Wednesday, April 3, 2013

Dahlia Plants Most Vulnerable When They're Young

Keeping young dahlias weed-free
means well-nourished plants.
Baby your dahlia plants when they're babies

Dahlias are easy to grow, but it's important not to ignore them when they're young. As with most plants, the new growth is tender. It's growing fast, but it's still vulnerable from the time it first emerges from the tuber and pushes up into the light until plants are a foot or two high. During this couple of months you'll need to be watchful.

Once the plants grow a well-developed root system, they'll be stronger and more able to ward off bugs and dahlia diseases. Healthy, thriving dahlia plants are the most resistant to bad weather, to the ravages of slugs, snails and insects, and to disease. Your dahlias should be growing in a light, friable soil with adequate organic material like well-composted steer manure or mushroom compost.

Unless you live in a very hot area, don't water your dahlias until after the new shoots emerge. Tubers in a damp environment are susceptible to rot and other disease; there should be sufficient moisture in the tuber itself to support the new shoot until it's up and growing. Then water cautiously if needed; don't let the plants dry out, but be careful to avoid overwatering. In most climates your dahlias won't need watering until they begin to produce blooms.
Snails and their shell-free cousins,
the slugs, love tender foliage.

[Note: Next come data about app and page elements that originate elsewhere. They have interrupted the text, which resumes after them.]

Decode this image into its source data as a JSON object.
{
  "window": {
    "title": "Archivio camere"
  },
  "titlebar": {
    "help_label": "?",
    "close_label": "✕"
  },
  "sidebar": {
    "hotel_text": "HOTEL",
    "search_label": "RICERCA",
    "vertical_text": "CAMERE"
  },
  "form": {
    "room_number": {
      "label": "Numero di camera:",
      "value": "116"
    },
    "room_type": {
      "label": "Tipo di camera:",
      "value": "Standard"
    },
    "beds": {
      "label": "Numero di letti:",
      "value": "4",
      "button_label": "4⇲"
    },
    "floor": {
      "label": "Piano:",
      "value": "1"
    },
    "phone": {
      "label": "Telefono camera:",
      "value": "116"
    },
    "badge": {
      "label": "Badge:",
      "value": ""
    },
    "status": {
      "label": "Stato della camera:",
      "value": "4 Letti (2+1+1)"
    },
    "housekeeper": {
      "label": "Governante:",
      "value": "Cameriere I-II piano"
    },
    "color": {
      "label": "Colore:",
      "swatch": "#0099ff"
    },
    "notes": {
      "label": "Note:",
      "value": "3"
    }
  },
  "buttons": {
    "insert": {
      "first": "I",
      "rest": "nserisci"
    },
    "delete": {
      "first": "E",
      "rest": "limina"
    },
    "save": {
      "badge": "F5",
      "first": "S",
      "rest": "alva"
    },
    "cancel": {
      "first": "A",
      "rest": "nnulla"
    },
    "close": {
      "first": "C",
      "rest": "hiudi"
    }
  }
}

Prevent dahlia insect damage, critter attacks

Tender new growth is most attractive to pesky critters. Slugs and snails are likely the first attackers, and they can do irreparable damage quickly, devouring the first tender shoots as they emerge from the soil. The best remedy is prevention. Make sure there's no plant debris in your dahlia bed; if you mulch, use a fine-textured product like peatmoss to avoid creating moist havens where these voracious villains can hide from the sun. You may need to resort to slug bait; there are organic varieties available. Take care that baits or liquid products aren't used where pets and wild birds can access it or track through it.

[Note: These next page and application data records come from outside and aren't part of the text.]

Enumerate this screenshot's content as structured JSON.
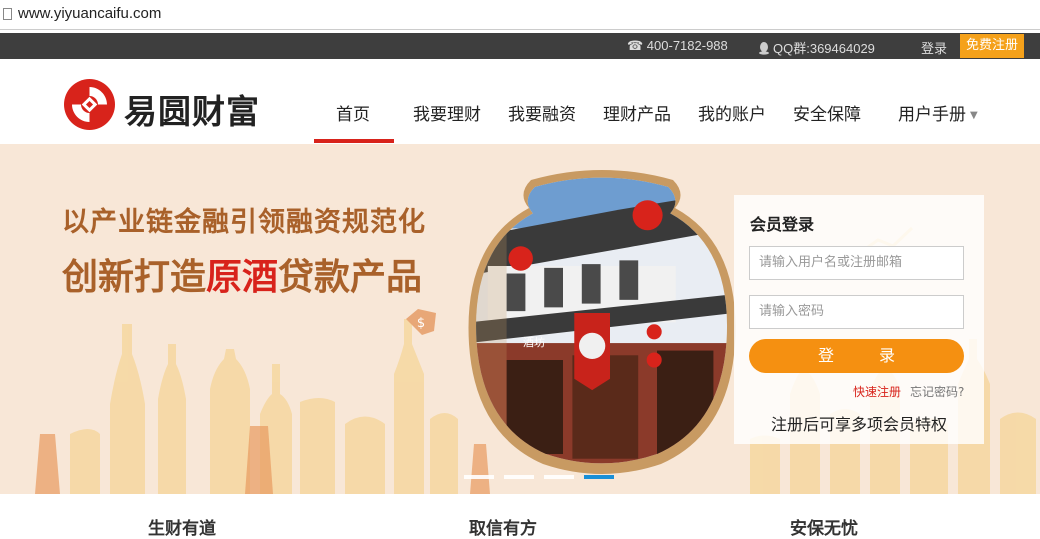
{
  "browser": {
    "url": "www.yiyuancaifu.com"
  },
  "topbar": {
    "phone": "☎ 400-7182-988",
    "qq": "QQ群:369464029",
    "login": "登录",
    "register": "免费注册"
  },
  "header": {
    "logo_text": "易圆财富",
    "nav": [
      "首页",
      "我要理财",
      "我要融资",
      "理财产品",
      "我的账户",
      "安全保障",
      "用户手册"
    ],
    "active_nav": "首页"
  },
  "hero": {
    "slogan_line1": "以产业链金融引领融资规范化",
    "slogan_line2_a": "创新打造",
    "slogan_line2_b": "原酒",
    "slogan_line2_c": "贷款产品",
    "sign_text": "酒坊",
    "active_slide": 4,
    "slide_count": 4
  },
  "login_panel": {
    "title": "会员登录",
    "username_placeholder": "请输入用户名或注册邮箱",
    "password_placeholder": "请输入密码",
    "submit": "登 录",
    "quick_register": "快速注册",
    "forgot_password": "忘记密码?",
    "benefits": "注册后可享多项会员特权"
  },
  "bottom_sections": [
    "生财有道",
    "取信有方",
    "安保无忧"
  ],
  "colors": {
    "brand_red": "#d8231b",
    "accent_orange": "#f59011",
    "topbar": "#3e3e3e",
    "hero_bg": "#f8e7d7"
  }
}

Tiny pale spots are symptoms of
insect damage. A soapy-water bath
rid this dahlia of aphids effectively.
Earwigs, thrips and aphids and other chewing and sucking insects can affect growth and development, so try to ensure that your dahlias are free of these pests. Earwigs are wizards at finding places to hide, including under rocks, in the hollow stems of bamboo stakes, and even the dahlia blooms themselves once they develop. Murder them on sight. Soapy water is sometimes sufficient to arrest infestations of aphids (greenfly, whitefly, blackfly) and other small insects like spider mites. Beetles of various sorts are major problems in some areas.

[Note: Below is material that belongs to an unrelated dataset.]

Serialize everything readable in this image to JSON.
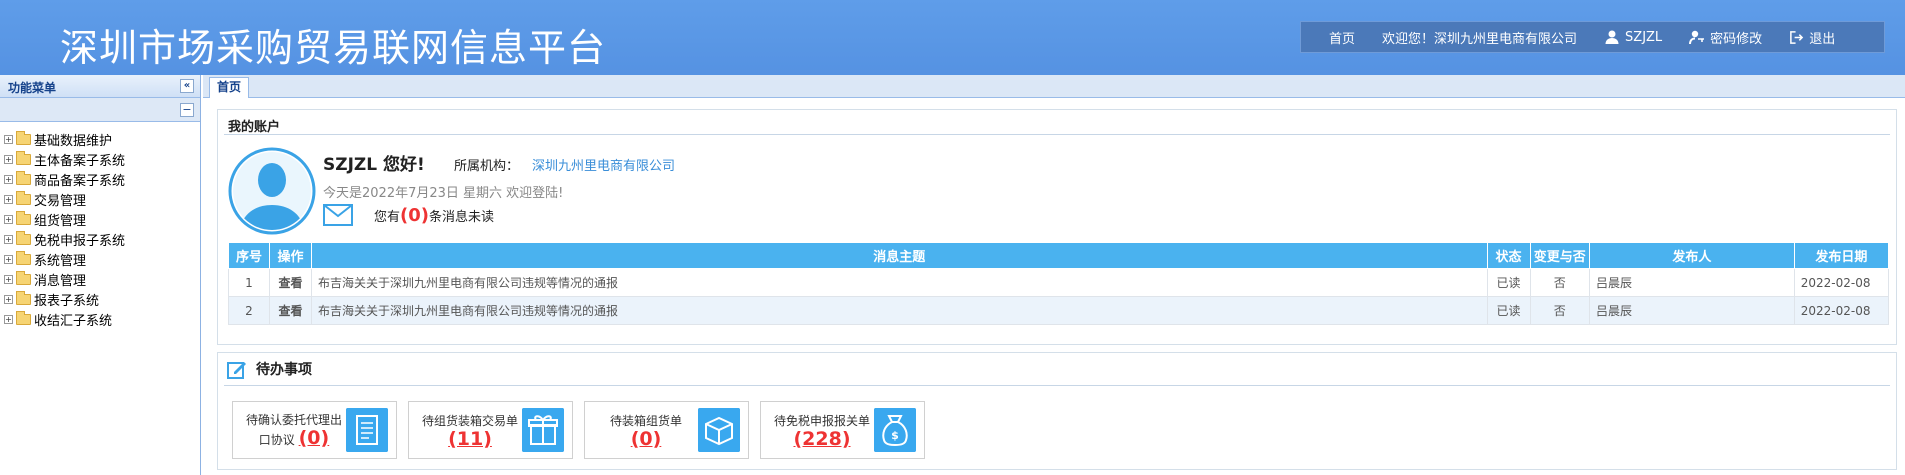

Significant insect damage on the shoots of young plants can prevent full development and blooming. Many chewing and sucking insects also serve as vectors of viruses and other plant diseases. To minimize insect invasion, encourage ladybugs and laceflies as natural controls. Neem is effective against some worms and other larval-stage attackers.

Disease resistance takes time to develop

Plant disease is most serious it it occurs in young stock, some plant pathologists note. Dr. Hanu Pappu at Washington State University, who has conducted research for the American Dahlia Society, says viral infections have the most impact when plants are infected early. "Just like us humans," he says, "younger plants tend to be more susceptible to environmental factors and pathogens and they tend to develop some tolerance as they grow older."

Pale veins and chlorotic spots on
this dahlia indicate viral disease.
Young plants afflicted with viral disease most commonly develop a "mosaic" pattern of light and dark areas on their leaves. Venal chlorosis (yellowing along the veins of leaves) or chlorotic spots (random yellowish spotting) can also be symptomatic of virus infections. Stunting and wilting are also indicators of viral diseases. Check with your local Cooperative Extension office if you're not sure. Plants affected by viruses should be destroyed before they spread the disease among the rest of the dahlias in a planted area.

Root rot is another potential problem with young dahlias. Plants that fail to thrive and feel loose at the base of the plant may be losing roots to rot. These, too, should be destroyed, and the soil around them should not be used for planting other dahlias for at least a season or two.

Chances are you can raise dahlias for years without encountering any of these problems. And taking good care of your dahlia plants while they're young is the best preventive measure you can take.

No comments:

Post a Comment